• **Material for this exercise**:

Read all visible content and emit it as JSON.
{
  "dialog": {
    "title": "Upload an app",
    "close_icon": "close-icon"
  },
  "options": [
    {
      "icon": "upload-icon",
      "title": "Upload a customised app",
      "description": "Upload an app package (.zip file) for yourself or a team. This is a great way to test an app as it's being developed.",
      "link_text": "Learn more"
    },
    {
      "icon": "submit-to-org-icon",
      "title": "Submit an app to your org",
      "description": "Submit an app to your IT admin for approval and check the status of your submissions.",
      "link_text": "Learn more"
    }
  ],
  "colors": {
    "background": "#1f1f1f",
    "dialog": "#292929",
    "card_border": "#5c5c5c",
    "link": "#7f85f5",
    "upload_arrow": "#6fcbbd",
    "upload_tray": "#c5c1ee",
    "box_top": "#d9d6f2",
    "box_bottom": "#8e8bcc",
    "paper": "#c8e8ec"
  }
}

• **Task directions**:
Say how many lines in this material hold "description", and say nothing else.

• **Written answer**:
2